in the smaller feeder streams.
The browns are descendants of fish brought over in the 1880's from England, Germany
and Scotland. Locally, the fish are often called "German Browns," but the characteristics
of most fish seem to be of the Scottish "Loch Leven" strain. The fish were first established
at Murray's Pond, which was and still is a private fishing club. They were also released
into several small streams and gradually migrated into salt water.
Today, sea-run browns are found all around the Avalon Peninsula, where they flourish,
making Newfoundland a world-class flyfishing destination. (For a more detailed
treatment of sea-run browns in Newfoundland, see the Summer 2000 issue of The
Canadian Fly Fisher.) Lower Pond, Witless Bay, a mere 20 minutes from St. John's,
has produced several fish in the 20 pound range. The largest sea trout caught during
the year 2000 was a hefty 25.5 pounds - bigger than the largest salmon taken by most
fly fishers - and a trophy in anyone's book.
In the city rivers, the browns run somewhat smaller, with sea-run fish up to 5
pounds being taken. But, despite their relatively smaller size, they make up for
it in sheer numbers - these rivers teem with trout. While spring and late fall
offer the best chance of trophy catch, the trout season starts in early February
and continues until October with a closure of one month from mid-April to
mid-May - measure to help protect and enhance the wild native brook trout
fishery. However, fishing for brown trout remains open on a number of rivers,
with a strict mandatory release policy for any incidentally hooked brook trout.
In the city of St. John's during the closure period, the lower reaches of the
Waterford and a section from the outlet of Quidi Vidi Lake to the sea remain
open for fishing for sea run browns. The mandatory release policy for native
brook trout applies.
Due to its dense trout population, ease of access and proximity to the business
quarters, the Waterford River is the visitor's best bet for some downtown fishing.
A good place to begin is at the Chalet that marks the beginning of the eastern
terminus of the Trans-Canada Trail. Moving upstream, you'll find the first few
hundred yards is composed of several small falls and pocket water. In early spring,
this is an ideal stretch for dead drifting large nymphs, such as the Montana or Zug
Bug. Streamers such as the Muddler Minnow, Black Ghost, and an Alevin pattern

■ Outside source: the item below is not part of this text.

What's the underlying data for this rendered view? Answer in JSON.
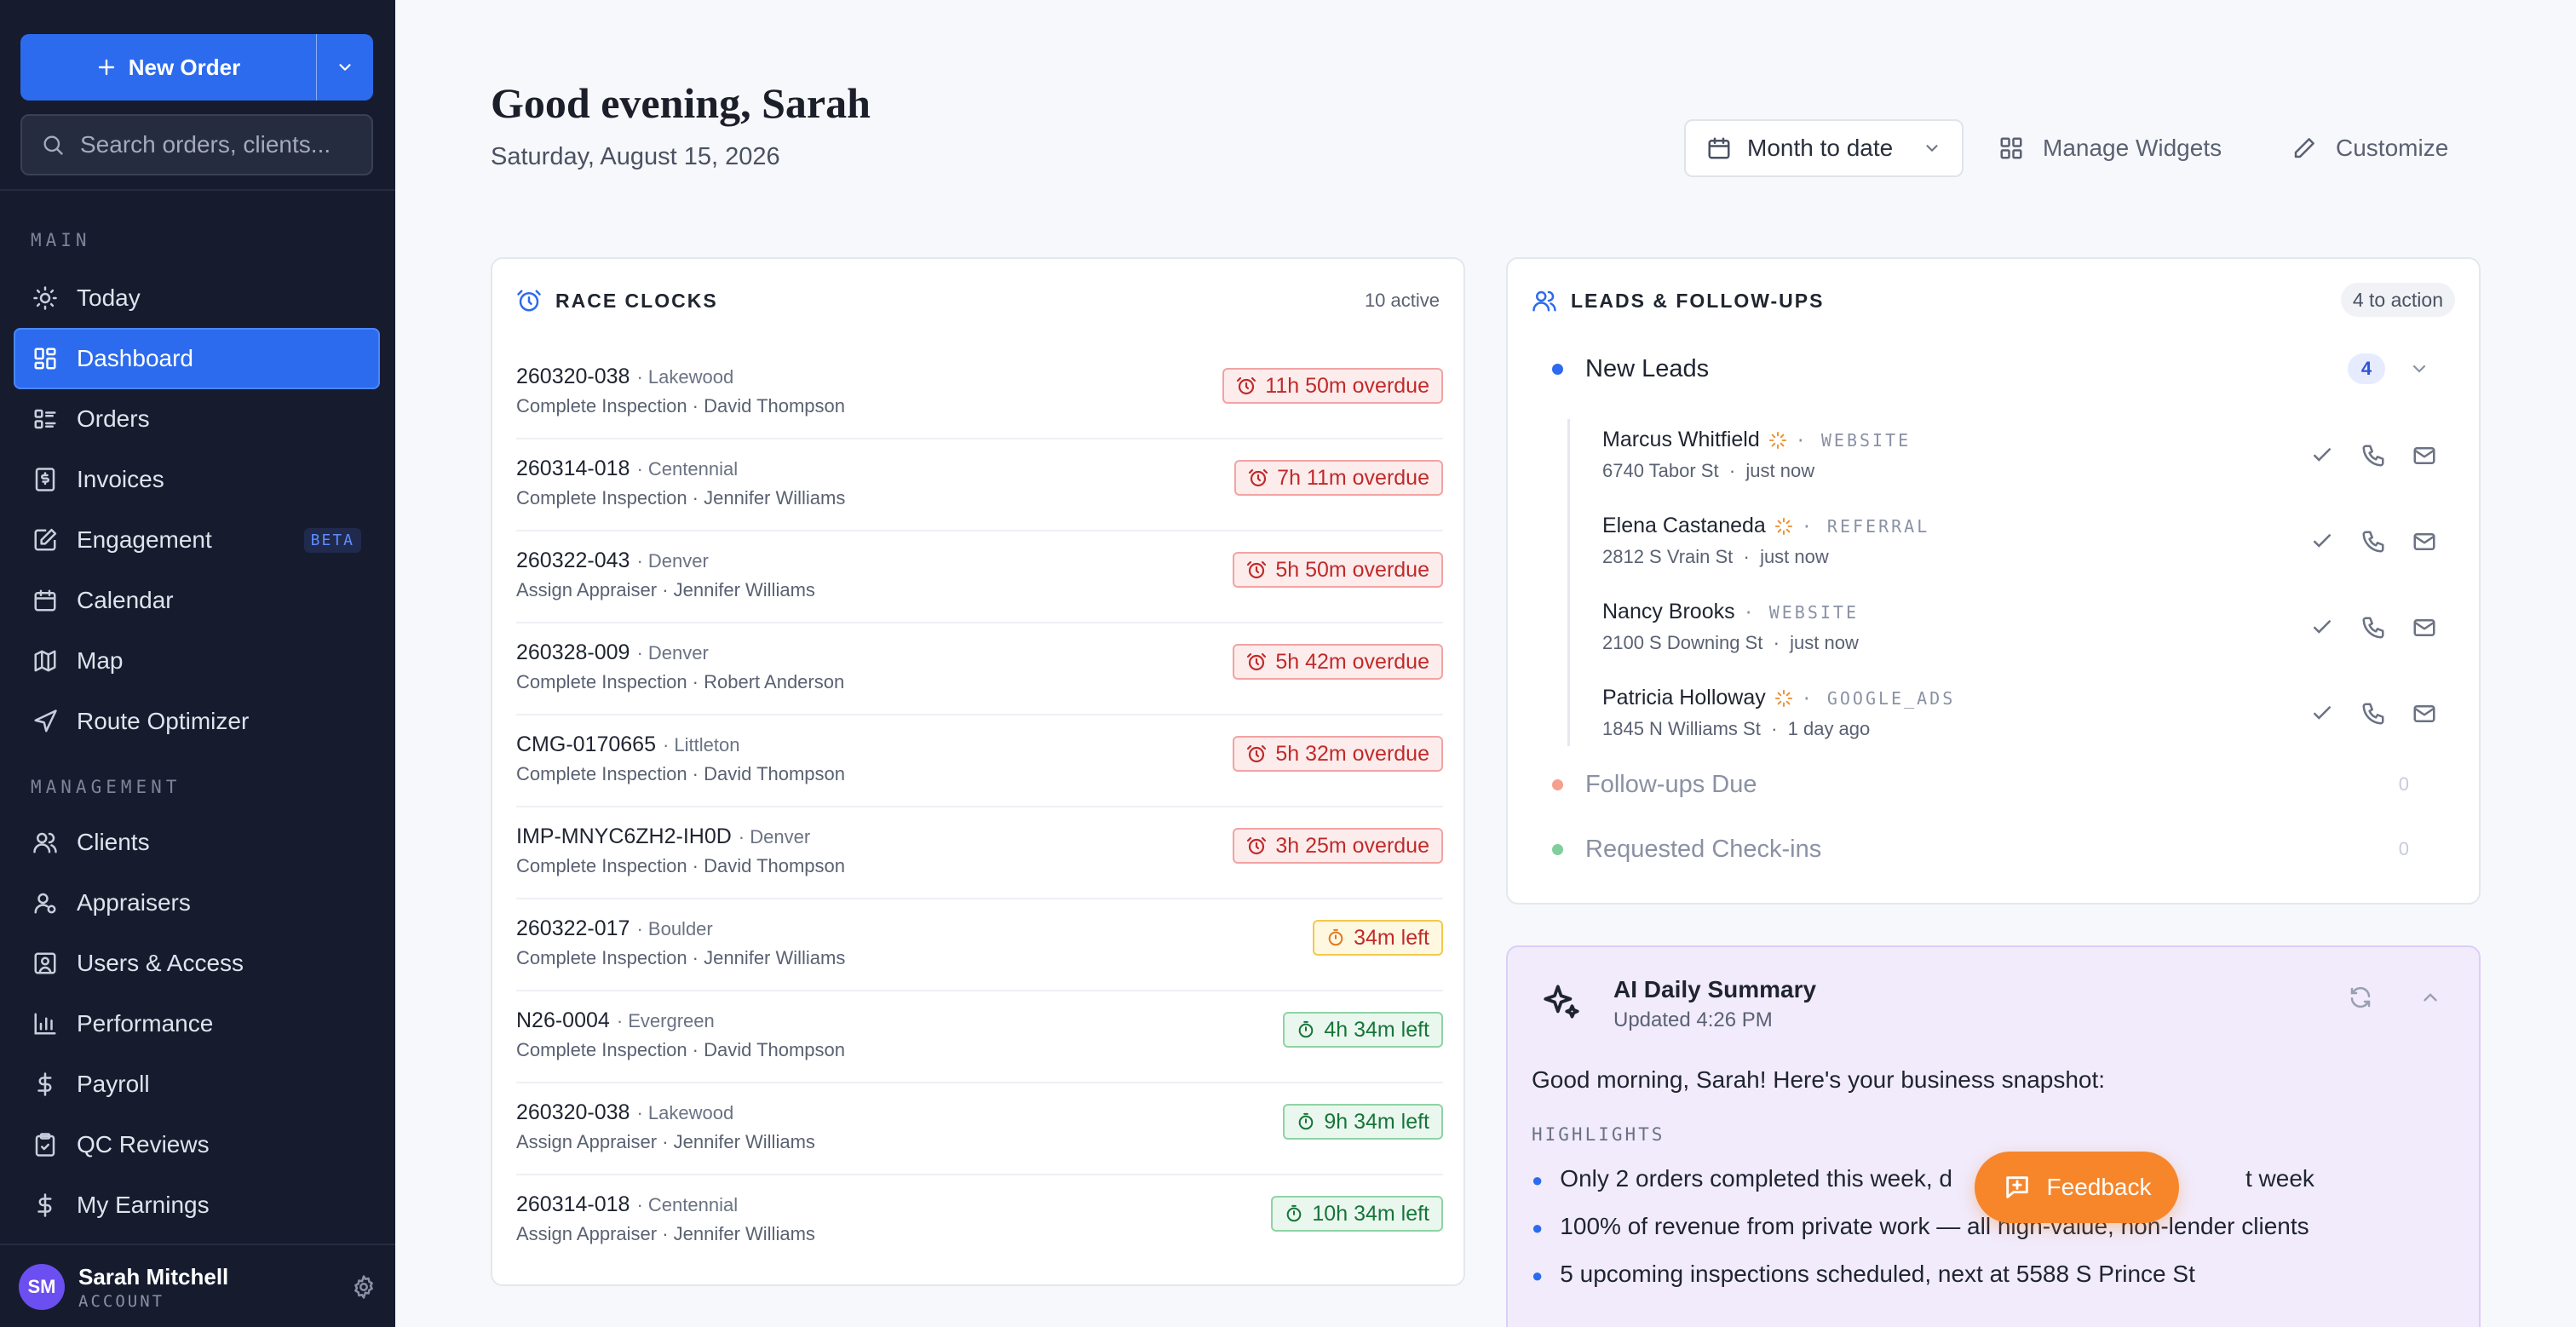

also work well, fished down and across. Bead head nymphs are very productive,
as fresh-run sea trout seem to have a particular liking for them, either dead drifted
or fished down and across. My own favourite nymph is a no-name brand creation
tied primarily with peacock olive chenille. In the mid-summer months, a small White
Wulff or a Deer Hair Bug is ideal for dry fly fishing the broken pocket water behind
the rocks and small falls.
The Waterford River
The middle stretch of the Waterford (about 1.5 km of flat flood plain) is composed
mainly of riffles, a few deep runs, and several large pools. This section is most
productive in summer when the high grass along the riverbank provides shade
and cover for resting and feeding trout. The best approach is to wade upstream
armed with midge and small dry fly patterns (sizes 14 to 18). A local favourite
consists of a black body, with two or three strands of brown deer hair tied in as
a back sloping wing (cut very short) and with a sparse black hackle (one or two
turns) wound in front of the wing. Standard patterns that work well are small
Adams (parachute or otherwise), and small CDC emerger. Experimentation will
usually pay off, as the fish are not overly selective. At the upper end of the
middle section there is a larger falls with very broken water below it. This is
another great opportunity for nymph fishing. Dead drifting with standard nymphs
and bead heads should produce results.
The upper section of the river begins above the falls and continues up to another
falls located at Bowring Park. Here the river splits into two branches. Fishing is
prohibited within the park, but above it, the fishing in both branches, while not
as popular as downstream from the park, is still quite good. In autumn, a large
falls on the North branch of the river provides a great display of leaping trout
on their spawning run. ~ Paul and Ian
Continued next time!